Top of EXTRACTED RECORDS

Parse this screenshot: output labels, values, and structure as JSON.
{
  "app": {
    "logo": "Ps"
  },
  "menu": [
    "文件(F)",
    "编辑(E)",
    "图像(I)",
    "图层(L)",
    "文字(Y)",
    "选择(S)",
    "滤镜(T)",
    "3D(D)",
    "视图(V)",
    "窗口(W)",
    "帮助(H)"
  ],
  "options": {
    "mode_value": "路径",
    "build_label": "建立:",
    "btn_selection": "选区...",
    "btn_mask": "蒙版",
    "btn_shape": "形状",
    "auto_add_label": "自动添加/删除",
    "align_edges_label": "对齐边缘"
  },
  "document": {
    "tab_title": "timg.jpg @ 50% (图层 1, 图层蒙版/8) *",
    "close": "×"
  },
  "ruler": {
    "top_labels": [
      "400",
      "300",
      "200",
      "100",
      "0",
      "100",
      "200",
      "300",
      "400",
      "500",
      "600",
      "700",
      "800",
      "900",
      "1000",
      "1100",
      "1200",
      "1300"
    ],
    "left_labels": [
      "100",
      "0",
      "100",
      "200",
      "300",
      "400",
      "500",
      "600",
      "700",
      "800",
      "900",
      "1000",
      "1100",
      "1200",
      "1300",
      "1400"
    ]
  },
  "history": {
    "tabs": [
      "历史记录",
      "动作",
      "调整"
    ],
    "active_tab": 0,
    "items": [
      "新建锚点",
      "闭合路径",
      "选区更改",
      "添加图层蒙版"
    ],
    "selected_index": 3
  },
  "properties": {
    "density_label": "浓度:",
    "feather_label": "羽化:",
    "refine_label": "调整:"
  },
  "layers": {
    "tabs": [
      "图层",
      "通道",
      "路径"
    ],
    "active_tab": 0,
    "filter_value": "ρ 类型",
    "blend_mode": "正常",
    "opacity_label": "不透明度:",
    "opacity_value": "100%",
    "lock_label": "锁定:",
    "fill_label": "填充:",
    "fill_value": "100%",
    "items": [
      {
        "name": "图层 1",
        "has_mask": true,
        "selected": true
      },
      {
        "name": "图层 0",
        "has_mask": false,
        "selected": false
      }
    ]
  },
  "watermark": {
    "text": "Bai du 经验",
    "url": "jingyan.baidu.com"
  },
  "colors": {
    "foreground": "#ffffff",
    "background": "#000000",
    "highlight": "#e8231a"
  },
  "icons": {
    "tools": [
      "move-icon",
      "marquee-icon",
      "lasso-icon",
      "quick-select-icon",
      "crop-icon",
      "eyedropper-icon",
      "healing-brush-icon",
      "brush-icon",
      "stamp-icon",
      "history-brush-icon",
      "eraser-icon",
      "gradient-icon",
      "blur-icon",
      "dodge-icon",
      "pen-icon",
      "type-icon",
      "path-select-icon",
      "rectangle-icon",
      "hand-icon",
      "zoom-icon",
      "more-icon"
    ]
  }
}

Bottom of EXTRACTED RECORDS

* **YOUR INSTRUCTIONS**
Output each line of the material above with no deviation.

* **FINISHED TASK**
Parse this screenshot: output labels, values, and structure as JSON.
{
  "app": {
    "logo": "Ps"
  },
  "menu": [
    "文件(F)",
    "编辑(E)",
    "图像(I)",
    "图层(L)",
    "文字(Y)",
    "选择(S)",
    "滤镜(T)",
    "3D(D)",
    "视图(V)",
    "窗口(W)",
    "帮助(H)"
  ],
  "options": {
    "mode_value": "路径",
    "build_label": "建立:",
    "btn_selection": "选区...",
    "btn_mask": "蒙版",
    "btn_shape": "形状",
    "auto_add_label": "自动添加/删除",
    "align_edges_label": "对齐边缘"
  },
  "document": {
    "tab_title": "timg.jpg @ 50% (图层 1, 图层蒙版/8) *",
    "close": "×"
  },
  "ruler": {
    "top_labels": [
      "400",
      "300",
      "200",
      "100",
      "0",
      "100",
      "200",
      "300",
      "400",
      "500",
      "600",
      "700",
      "800",
      "900",
      "1000",
      "1100",
      "1200",
      "1300"
    ],
    "left_labels": [
      "100",
      "0",
      "100",
      "200",
      "300",
      "400",
      "500",
      "600",
      "700",
      "800",
      "900",
      "1000",
      "1100",
      "1200",
      "1300",
      "1400"
    ]
  },
  "history": {
    "tabs": [
      "历史记录",
      "动作",
      "调整"
    ],
    "active_tab": 0,
    "items": [
      "新建锚点",
      "闭合路径",
      "选区更改",
      "添加图层蒙版"
    ],
    "selected_index": 3
  },
  "properties": {
    "density_label": "浓度:",
    "feather_label": "羽化:",
    "refine_label": "调整:"
  },
  "layers": {
    "tabs": [
      "图层",
      "通道",
      "路径"
    ],
    "active_tab": 0,
    "filter_value": "ρ 类型",
    "blend_mode": "正常",
    "opacity_label": "不透明度:",
    "opacity_value": "100%",
    "lock_label": "锁定:",
    "fill_label": "填充:",
    "fill_value": "100%",
    "items": [
      {
        "name": "图层 1",
        "has_mask": true,
        "selected": true
      },
      {
        "name": "图层 0",
        "has_mask": false,
        "selected": false
      }
    ]
  },
  "watermark": {
    "text": "Bai du 经验",
    "url": "jingyan.baidu.com"
  },
  "colors": {
    "foreground": "#ffffff",
    "background": "#000000",
    "highlight": "#e8231a"
  },
  "icons": {
    "tools": [
      "move-icon",
      "marquee-icon",
      "lasso-icon",
      "quick-select-icon",
      "crop-icon",
      "eyedropper-icon",
      "healing-brush-icon",
      "brush-icon",
      "stamp-icon",
      "history-brush-icon",
      "eraser-icon",
      "gradient-icon",
      "blur-icon",
      "dodge-icon",
      "pen-icon",
      "type-icon",
      "path-select-icon",
      "rectangle-icon",
      "hand-icon",
      "zoom-icon",
      "more-icon"
    ]
  }
}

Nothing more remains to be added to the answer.